            Alexander Lonquich is a mature musician of great talent and proved an essential feature of this tour. He has a marvelously clean and precise piano technique and is also a very able conductor of great stylistic sense. As to the players, they are consumate professionals, but I would single out the lovely sound of the flute and the oboe.

            The Schubert Fifth went smoothly and lightly, as it should, and I am nitpicking if I missed some of the piquant humor of Beecham´s interpretation or found slightly fast tempi for the last two movements. Then, Mozart´s Concerto Nº 25, one of his grandest, with a first movement of almost 450 measures. Lonquich was magisterial and admirable in his playing, including a cadenza that seemed his own (we don´t have Mozart´s), and the Orchestra was almost impeccable.  They then offered -closing the First Part- an encore, splendidly done: the scintillating third movement of Mozart´s Concerto Nº 17, with an adventurous cadenza, I presume by Lonquich.

            Haydn´s Symphony Nº 92, "Oxford", was written just after he left his 30 years´ service as composer for Prince Nicolas Esterhazy (although almost at the end of his long tenure he composed several symphonies for Paris) and it precedes the famous and final Salomon symphonies (93 to 104).  The "Oxford" was belatedly called thus for he was given by the venerable university of that English city the title of doctor "honoris causa", but in fact it was a part of the Paris symphonies. It is a beautiful score contrasting sparkling fragments with slow, expressive ones.

            No wonder that with their vast experience on Haydn the players were in their element, and so was Lonquich as conductor, with stylish phrasing and firm command. The steady applause and their visible enjoyment gave us two Haydn encores: the last movements of Symphonies Nº 88 and Nº 73, "The Hunt" , both played with memorable qualities.

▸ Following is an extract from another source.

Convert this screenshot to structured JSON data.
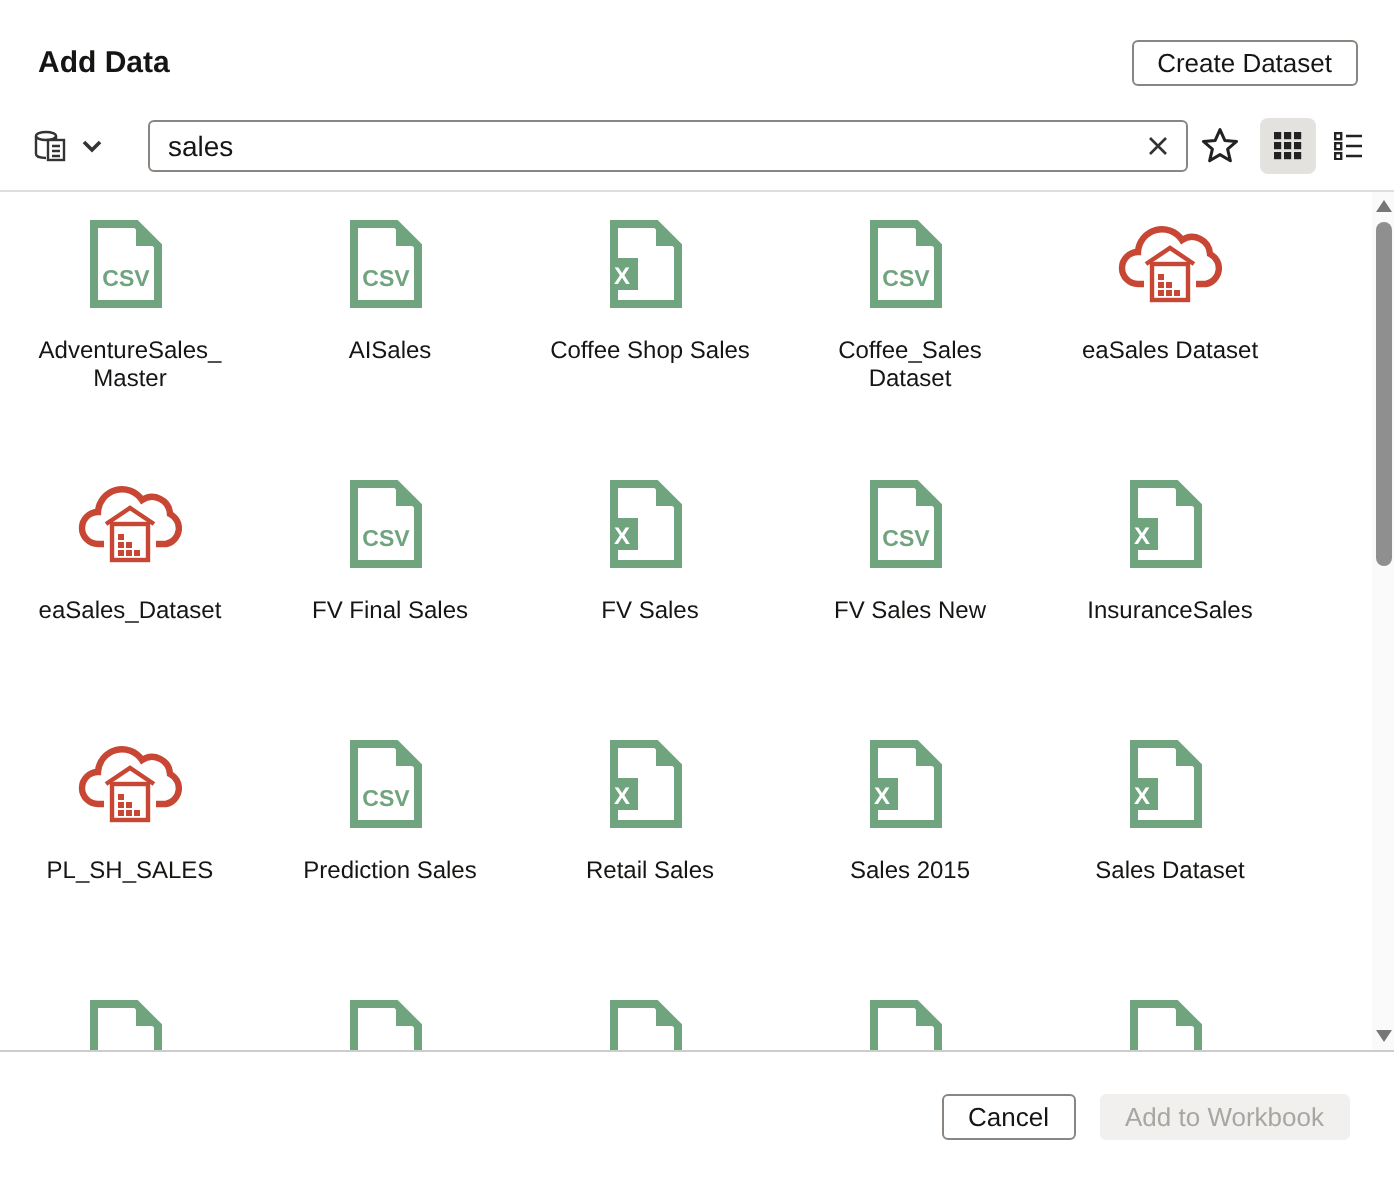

            The second concert I´m reviewing had special characteristics, for it started the first subscription series of the Museo Fernández Blanco dedicated to the Notable Musical Instruments of their colection, the best in South America. Presented by the Museum´s Director Jorge Cometti and by violinist Pablo Saraví with opportune and instructive information, it allowed the audience to hear great instruments played by the outstanding artists of the Cuarteto Petrus: violinists Saraví and Hernán Briático, violist Adrián Felizia and cellist Gloria Pankaeva (she was the only one that played a copy instead of an original, but the model was no less than a 1740 Venetian Montagnana).

            The programme started with two Johann Sebastian Bach pieces: the Contrapunctus 1 and 3 (not 2 as stated in the hand programme) of "The Art of Fugue"  played on Guadagnini and Cappa violins, a Mantegazza viola, and cello. Then, the wonderful Mozart Quartet Nº 15 in D minor, an incredibly intense and advanced work; the Venetian violins were by Santo Serafin and Francesco Gobetti and the viola by Lorenzo Storioni (the last great master from Cremona).

            Finally, the most famous of Dvorák´s Quartets, Op.96, "American", where the star instruments of the evening were the Giuseppe Guarneri del Gesù played by Saraví, the Andrea and Giuseppe Guarnieri (by Briático) and the viola signed Giovanni Grancino (Milanese).  The artists were magnificent throughout the evening, and I was especially struck by the smoothness and beauty of sound obtained by the violist.

            Principal curators: Saraví, Cometti, Horacio Piñeiro and Leila Makarius. They did a great job.

For Buenos Aires Herald